Very exciting news this morning; our DA was approved!! We have been working towards building our house for so long, this seems like a really huge event in the timeline of building and I feel very excited , happy and a little scared.
Due to the previous year or so of disasters (drought, several fires, a flood and a global pandemic) we have almost exhausted our house fund. We have hardly any ready money left in the building fund; but we will make this happen. I am determined not to log our block again…ever. The last time was a huge trauma, for me and for the animals that live here (it certainly has changed the ecology around the humpy). So we may have to resort to the bank (sigh).
When we decided that now is the time to start our building journey, I found a lovely consulting company called Curvatecture. Hayden (from Curvatecture) has been amazing and supportive during the conception and planning phase of the build; he put us in touch with the lovely Kirstie from Shelter Building Design who took our confused concepts for the house and turned them into a coherent plan that the council would understand. Kirstie virtually filled out the DA and the other numerous reports demanded by the council. We had visits from the soil test company, the waste water system design company, the council building inspector and the engineer had to sign off on the plans before we submitted.
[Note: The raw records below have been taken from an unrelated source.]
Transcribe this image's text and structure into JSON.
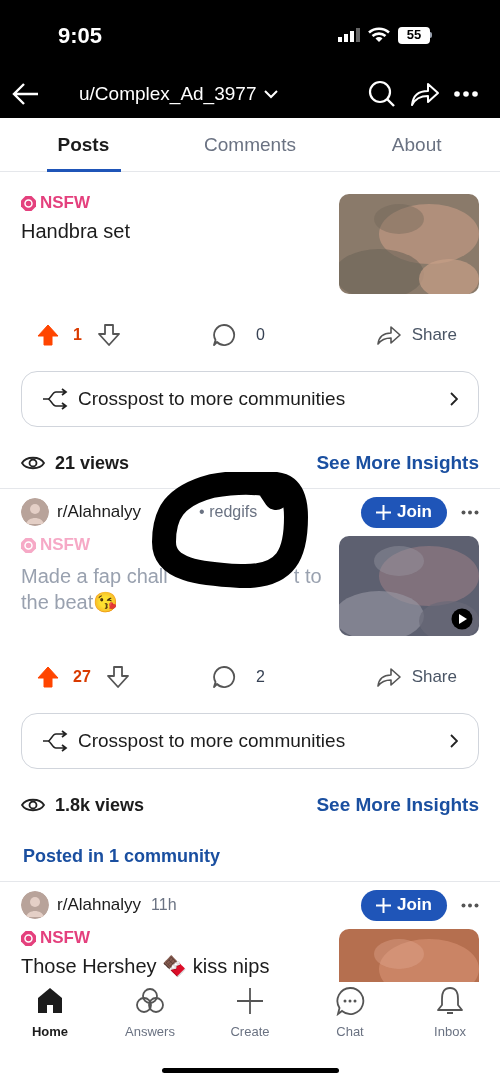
{
  "status_bar": {
    "time": "9:05",
    "battery": "55"
  },
  "header": {
    "title": "u/Complex_Ad_3977"
  },
  "tabs": [
    {
      "label": "Posts",
      "selected": true
    },
    {
      "label": "Comments",
      "selected": false
    },
    {
      "label": "About",
      "selected": false
    }
  ],
  "posts": [
    {
      "nsfw_label": "NSFW",
      "title": "Handbra set",
      "read": false,
      "video": false,
      "upvoted": true,
      "votes": "1",
      "comments": "0",
      "share": "Share",
      "crosspost": "Crosspost to more communities",
      "views": "21 views",
      "insights": "See More Insights"
    },
    {
      "community": "r/Alahnalyy",
      "meta": "• redgifs",
      "join": "Join",
      "nsfw_label": "NSFW",
      "title_parts": [
        "Made a fap chall",
        "t to",
        "the beat😘"
      ],
      "read": true,
      "video": true,
      "upvoted": true,
      "votes": "27",
      "comments": "2",
      "share": "Share",
      "crosspost": "Crosspost to more communities",
      "views": "1.8k views",
      "insights": "See More Insights",
      "posted_in": "Posted in 1 community"
    },
    {
      "community": "r/Alahnalyy",
      "meta": "11h",
      "join": "Join",
      "nsfw_label": "NSFW",
      "title": "Those Hershey 🍫 kiss nips",
      "read": false
    }
  ],
  "nav": [
    {
      "label": "Home",
      "selected": true
    },
    {
      "label": "Answers",
      "selected": false
    },
    {
      "label": "Create",
      "selected": false
    },
    {
      "label": "Chat",
      "selected": false
    },
    {
      "label": "Inbox",
      "selected": false
    }
  ]
}
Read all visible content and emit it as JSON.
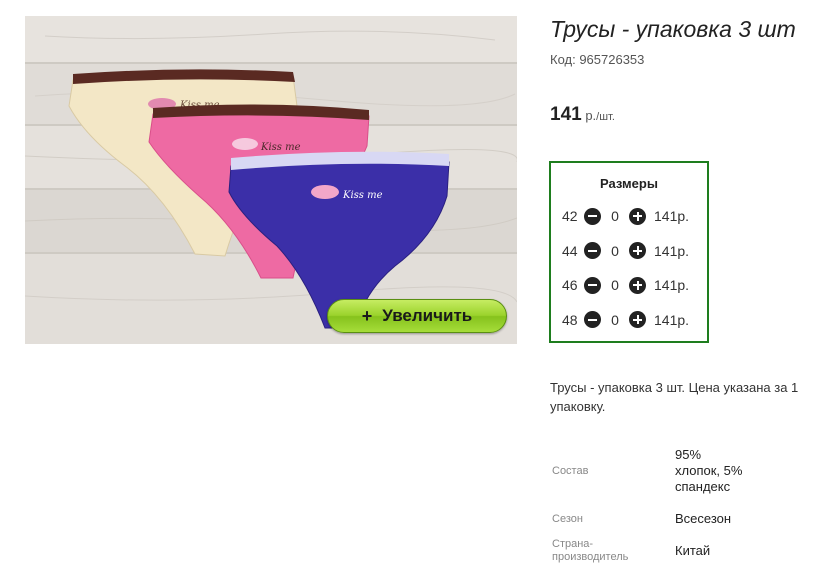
{
  "product": {
    "title": "Трусы - упаковка 3 шт",
    "code": "Код: 965726353",
    "price_amount": "141",
    "price_unit": " р.",
    "price_per": "/шт.",
    "image_text": "Kiss me",
    "zoom_label": "Увеличить",
    "zoom_plus": "+"
  },
  "sizes": {
    "heading": "Размеры",
    "rows": [
      {
        "size": "42",
        "qty": "0",
        "price": "141р."
      },
      {
        "size": "44",
        "qty": "0",
        "price": "141р."
      },
      {
        "size": "46",
        "qty": "0",
        "price": "141р."
      },
      {
        "size": "48",
        "qty": "0",
        "price": "141р."
      }
    ]
  },
  "description": "Трусы - упаковка 3 шт. Цена указана за 1 упаковку.",
  "properties": [
    {
      "key": "Состав",
      "value": "95% хлопок, 5% спандекс"
    },
    {
      "key": "Сезон",
      "value": "Всесезон"
    },
    {
      "key": "Страна-производитель",
      "value": "Китай"
    }
  ],
  "colors": {
    "sizes_border": "#1e7d1e",
    "zoom_button": "#9bd32c",
    "panty_cream": "#f3e7c6",
    "panty_pink": "#ee6aa3",
    "panty_blue": "#3b2fa8",
    "waistband_brown": "#5a2a22"
  },
  "icons": {
    "minus": "minus-circle-icon",
    "plus": "plus-circle-icon"
  }
}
Finally… we sent in the application, paid off all the various consultants and now… we have approval to build our swallow’s nest house (round and made from mud).
To celebrate this milestone, the swallows that nest in our bedroom have decided to have a late clutch of babies.
Our next step is to complete an owner builder course and apply for a building certificate. After that we will be looking for some money (somewhere, somehow) to start the build. If anyone has any suggestions for funding this build, feel free to let me know.
Below are some previews of our little house. This is a future vision of what it will look like. Of course I would like to think there will be trees and shrubs (fire retardant species of course) and a nice paved area with outdoor furniture, but in reality it will be surrounded by half finished projects, animals in makeshift enclosures and the general detritus of our lives. It doesn’t matter, it will be home; a home filled with excitement for life, joy and interest in the fascinating small events that make up an ecosystem.